━━ Task input
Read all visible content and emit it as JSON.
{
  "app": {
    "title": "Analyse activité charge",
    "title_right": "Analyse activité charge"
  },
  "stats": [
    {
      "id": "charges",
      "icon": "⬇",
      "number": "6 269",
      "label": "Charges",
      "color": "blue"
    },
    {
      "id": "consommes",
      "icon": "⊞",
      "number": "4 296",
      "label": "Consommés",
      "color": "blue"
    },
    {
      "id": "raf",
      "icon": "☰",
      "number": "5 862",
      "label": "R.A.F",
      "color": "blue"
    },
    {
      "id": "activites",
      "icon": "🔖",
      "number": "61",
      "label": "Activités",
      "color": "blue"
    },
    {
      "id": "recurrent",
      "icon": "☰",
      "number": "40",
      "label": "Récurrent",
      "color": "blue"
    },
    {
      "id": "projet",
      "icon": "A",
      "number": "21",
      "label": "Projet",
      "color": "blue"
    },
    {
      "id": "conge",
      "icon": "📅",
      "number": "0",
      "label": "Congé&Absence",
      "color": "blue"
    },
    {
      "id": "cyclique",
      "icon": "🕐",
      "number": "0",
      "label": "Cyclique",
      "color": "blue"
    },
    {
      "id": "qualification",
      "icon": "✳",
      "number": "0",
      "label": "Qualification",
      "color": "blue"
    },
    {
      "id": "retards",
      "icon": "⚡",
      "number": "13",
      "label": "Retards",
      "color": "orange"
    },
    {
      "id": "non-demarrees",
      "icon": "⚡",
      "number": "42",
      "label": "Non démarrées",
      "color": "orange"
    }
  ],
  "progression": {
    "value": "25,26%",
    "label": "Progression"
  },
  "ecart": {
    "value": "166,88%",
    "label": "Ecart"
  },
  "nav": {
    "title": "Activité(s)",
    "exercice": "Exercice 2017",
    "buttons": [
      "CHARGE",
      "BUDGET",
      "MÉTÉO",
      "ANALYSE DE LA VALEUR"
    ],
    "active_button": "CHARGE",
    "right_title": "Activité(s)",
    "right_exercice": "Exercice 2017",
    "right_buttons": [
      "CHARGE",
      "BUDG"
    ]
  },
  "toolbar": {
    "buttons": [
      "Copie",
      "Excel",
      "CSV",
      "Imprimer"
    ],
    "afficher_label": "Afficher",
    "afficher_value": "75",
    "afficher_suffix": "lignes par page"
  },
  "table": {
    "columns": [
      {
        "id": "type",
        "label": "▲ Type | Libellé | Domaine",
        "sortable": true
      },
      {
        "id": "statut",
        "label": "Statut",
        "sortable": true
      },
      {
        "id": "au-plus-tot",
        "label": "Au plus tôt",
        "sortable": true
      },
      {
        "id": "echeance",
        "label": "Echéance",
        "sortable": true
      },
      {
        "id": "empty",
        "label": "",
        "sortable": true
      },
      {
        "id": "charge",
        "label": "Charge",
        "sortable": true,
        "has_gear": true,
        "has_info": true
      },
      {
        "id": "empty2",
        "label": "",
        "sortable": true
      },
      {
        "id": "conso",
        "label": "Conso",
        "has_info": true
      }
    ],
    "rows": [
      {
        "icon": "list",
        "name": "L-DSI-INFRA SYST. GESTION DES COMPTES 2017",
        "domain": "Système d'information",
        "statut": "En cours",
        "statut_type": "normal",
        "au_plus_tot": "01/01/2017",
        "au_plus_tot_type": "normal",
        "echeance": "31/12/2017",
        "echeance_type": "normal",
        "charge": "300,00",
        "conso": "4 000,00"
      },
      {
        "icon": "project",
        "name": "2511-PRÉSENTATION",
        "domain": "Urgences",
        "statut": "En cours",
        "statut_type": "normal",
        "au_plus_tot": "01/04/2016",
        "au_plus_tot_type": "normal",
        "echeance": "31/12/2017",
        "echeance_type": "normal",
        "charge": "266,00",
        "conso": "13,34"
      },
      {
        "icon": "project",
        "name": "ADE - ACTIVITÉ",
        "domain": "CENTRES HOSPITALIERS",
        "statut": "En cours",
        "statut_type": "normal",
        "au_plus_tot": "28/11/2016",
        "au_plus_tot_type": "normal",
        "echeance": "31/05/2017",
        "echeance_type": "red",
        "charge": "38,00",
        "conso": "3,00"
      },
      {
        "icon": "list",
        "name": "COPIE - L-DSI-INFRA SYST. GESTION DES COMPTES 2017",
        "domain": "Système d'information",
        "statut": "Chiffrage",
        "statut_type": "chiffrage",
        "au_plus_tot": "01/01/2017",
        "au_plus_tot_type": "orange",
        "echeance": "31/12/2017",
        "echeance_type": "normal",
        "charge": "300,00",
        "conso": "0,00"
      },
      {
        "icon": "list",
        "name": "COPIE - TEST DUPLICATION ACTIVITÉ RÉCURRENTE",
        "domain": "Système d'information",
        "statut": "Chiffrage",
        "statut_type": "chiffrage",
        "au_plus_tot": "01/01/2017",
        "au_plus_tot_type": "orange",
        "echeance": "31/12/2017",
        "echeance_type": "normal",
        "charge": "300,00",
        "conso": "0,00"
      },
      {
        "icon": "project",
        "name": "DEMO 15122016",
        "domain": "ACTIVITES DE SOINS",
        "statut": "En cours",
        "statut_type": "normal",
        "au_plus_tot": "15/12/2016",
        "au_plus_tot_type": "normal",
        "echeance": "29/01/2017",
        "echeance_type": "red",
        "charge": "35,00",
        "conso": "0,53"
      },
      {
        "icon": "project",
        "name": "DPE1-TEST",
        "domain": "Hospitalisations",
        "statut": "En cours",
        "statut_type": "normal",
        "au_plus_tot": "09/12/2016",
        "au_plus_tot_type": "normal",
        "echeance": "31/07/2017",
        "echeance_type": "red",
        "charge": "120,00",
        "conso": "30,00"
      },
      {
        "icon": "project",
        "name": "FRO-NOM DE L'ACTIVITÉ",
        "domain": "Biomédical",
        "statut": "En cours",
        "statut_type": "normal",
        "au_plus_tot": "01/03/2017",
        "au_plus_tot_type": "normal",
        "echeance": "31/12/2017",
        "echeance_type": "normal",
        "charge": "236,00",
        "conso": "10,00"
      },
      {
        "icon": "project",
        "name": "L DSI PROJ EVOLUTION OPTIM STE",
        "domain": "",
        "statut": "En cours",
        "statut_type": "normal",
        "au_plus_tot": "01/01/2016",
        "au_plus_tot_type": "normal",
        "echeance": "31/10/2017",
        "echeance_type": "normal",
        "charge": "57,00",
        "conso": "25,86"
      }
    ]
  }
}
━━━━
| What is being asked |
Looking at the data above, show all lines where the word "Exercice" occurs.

| Solution for this task |
    "exercice": "Exercice 2017",
    "right_exercice": "Exercice 2017",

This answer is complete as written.